In Mauritius, the National Strategy and Action Plan on gender-based violence was launched in November 2020. The strategy aims at addressing the specific cultural and institutional context of Mauritius in tackling gender-based violence. The strategy has been built on consultation with various stakeholders, including civil society organisations. The strategy is accompanied by a four-year action plan spanning four focus areas: changing societal norms and beliefs that are against principles of gender equality; putting the needs of survivors first; improving legal remedies and services delivered by public institutions; and monitoring and evaluating progress made.
However, the National Strategy and Action Plan, as it is written, does not contain any express reference to SOGIESC. Even though the National Strategy and Action Plan includes an intersectional approach by including for example the gender-based violence faced by elderly women, women with disabilities and migrant workers, there is no reference made to the intersecting nature of violence and discrimination that LBTI women face. LGBTQIA+ organisations have not been part of the consultation phase. The National Strategy and Action Plan does not provide for any disaggregation of data on the basis of SOGIESC.
However, it is in the implementation of the National Strategy and Action Plan (3) that there appears much scope for progress. The National Strategy and Action plan provides for collaborative capacity building law enforcement officers, barristers and attorneys. Some of the authorities responsible for the implementation of parts of the Action Plan, such as the office of the DPP, have been proactive in recognising the need to include SOGIESC in their approach to gender-based violence, at least at the level of trainings and sensitisations. Thus, they have organised various training sessions aimed at sensitising these professionals on the gender-based violence faced by LBTI women and the gaps in responding to this type of violence. Moreover, collaborations are ongoing with a LGBTQIA-specific social work agency in regards to the support services provided to LGBTQIA+ gender-based violence survivors and to create a proper channel of communications with law enforcement officers.
These initiatives are obviously not sufficient to mainstream SOGIESC into mechanisms and frameworks centered on gender-based violence. However, they remain a commendable start. With a gender equality bill currently in preparation, it has become even more urgent to sensitise policy makers about the progressive inclusion of SOGIESC at the level of the CEDAW and advocate for a SOGIESC-inclusive approach to gender equality and gender-based violence. However, even though some public institutions are willing to further engage on this approach, the limited resources available to them and the lack of institutional support in some cases, continue to remain major obstacles.

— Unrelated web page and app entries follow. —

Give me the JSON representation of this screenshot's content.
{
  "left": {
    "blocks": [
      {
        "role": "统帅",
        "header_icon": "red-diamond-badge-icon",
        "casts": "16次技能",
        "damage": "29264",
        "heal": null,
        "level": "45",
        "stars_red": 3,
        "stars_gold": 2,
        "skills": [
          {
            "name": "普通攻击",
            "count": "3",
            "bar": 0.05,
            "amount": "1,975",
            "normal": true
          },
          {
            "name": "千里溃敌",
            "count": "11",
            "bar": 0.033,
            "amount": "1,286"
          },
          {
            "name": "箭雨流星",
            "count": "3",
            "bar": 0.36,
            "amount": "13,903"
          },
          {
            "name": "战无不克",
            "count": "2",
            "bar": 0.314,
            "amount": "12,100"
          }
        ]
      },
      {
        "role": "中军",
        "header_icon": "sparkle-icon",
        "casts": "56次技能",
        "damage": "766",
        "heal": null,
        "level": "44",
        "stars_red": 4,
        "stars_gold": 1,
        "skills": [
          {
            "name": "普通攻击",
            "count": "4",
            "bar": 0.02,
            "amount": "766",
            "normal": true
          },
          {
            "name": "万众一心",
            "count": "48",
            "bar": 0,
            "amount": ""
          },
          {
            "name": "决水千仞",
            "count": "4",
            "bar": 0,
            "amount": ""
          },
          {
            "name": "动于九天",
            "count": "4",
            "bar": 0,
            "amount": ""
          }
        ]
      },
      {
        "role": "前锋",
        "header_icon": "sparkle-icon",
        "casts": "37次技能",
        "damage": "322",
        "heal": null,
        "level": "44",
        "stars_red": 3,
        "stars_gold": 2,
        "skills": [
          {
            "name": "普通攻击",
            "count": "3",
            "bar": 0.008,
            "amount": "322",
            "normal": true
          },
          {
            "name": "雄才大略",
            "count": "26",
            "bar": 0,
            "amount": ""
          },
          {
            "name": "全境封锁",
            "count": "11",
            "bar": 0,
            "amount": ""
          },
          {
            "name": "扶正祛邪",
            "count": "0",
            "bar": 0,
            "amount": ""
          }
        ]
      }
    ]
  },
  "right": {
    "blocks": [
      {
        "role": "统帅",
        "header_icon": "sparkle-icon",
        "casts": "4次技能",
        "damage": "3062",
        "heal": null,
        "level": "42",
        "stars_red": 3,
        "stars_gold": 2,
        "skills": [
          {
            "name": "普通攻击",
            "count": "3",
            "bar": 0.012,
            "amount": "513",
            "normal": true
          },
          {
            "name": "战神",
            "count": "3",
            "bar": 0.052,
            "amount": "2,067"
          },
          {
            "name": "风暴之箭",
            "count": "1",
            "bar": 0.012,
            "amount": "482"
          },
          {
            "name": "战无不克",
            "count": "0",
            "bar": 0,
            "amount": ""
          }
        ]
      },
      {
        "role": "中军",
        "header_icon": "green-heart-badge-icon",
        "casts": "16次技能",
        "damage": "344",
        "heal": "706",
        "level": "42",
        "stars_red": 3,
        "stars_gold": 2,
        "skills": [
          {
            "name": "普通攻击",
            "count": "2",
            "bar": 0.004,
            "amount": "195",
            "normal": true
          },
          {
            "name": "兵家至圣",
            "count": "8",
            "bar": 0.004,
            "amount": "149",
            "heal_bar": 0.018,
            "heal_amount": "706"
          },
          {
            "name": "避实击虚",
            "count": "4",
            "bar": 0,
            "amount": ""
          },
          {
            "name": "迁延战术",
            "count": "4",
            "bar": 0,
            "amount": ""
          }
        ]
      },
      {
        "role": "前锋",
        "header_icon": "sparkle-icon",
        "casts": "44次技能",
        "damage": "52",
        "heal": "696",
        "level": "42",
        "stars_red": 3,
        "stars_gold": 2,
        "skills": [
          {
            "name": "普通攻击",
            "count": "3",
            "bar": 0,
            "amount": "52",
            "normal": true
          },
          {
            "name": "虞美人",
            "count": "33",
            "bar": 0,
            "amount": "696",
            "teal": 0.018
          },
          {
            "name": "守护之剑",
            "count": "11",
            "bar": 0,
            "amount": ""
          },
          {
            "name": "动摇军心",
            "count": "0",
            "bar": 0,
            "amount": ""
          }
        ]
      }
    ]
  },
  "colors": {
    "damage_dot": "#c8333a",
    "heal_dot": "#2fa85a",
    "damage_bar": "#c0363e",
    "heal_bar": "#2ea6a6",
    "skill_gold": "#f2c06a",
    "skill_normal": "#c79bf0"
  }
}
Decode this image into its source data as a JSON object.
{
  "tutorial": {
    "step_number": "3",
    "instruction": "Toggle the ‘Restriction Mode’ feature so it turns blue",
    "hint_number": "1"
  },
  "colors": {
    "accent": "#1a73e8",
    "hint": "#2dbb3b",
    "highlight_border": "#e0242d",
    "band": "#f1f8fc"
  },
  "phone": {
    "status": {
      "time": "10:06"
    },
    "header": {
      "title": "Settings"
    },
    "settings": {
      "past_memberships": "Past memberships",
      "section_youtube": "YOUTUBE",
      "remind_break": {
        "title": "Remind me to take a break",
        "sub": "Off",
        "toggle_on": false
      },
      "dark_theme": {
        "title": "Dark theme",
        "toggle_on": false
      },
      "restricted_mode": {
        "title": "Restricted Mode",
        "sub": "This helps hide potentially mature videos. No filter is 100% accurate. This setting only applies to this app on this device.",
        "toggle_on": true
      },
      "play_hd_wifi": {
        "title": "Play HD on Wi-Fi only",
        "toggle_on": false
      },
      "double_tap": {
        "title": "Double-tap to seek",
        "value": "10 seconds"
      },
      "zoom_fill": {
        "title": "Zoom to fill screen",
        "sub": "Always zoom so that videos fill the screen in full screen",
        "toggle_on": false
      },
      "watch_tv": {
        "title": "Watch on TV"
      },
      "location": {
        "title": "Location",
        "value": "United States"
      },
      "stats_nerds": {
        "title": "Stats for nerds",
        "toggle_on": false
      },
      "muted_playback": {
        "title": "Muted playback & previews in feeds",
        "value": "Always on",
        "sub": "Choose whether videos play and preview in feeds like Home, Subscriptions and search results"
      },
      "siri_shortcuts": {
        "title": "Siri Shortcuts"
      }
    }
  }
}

- Committee on the Elimination of Discrimination against Women, Communication No 19/2017, UN Doc CEDAW/C/75/D/119/2017 (27 March 2020), ON and DP v. Russian Federation
- Committee on the Elimination of Discrimination against Women, Communication No 134/2018, UN Doc CEDAW/C/81/D/134/2018 (21 February 2022), Rosanna Flamer-Caldera v. Sri Lanka
Anjeelee K. Beegun is a human rights consultant, with a special focus on SOGIESC (Sexual orientation, gender identity and expression and sex characteristics). She is Co-founder of RekonekT, a Mauritius-based organisation working towards the well-being of LGBTQIA+ persons.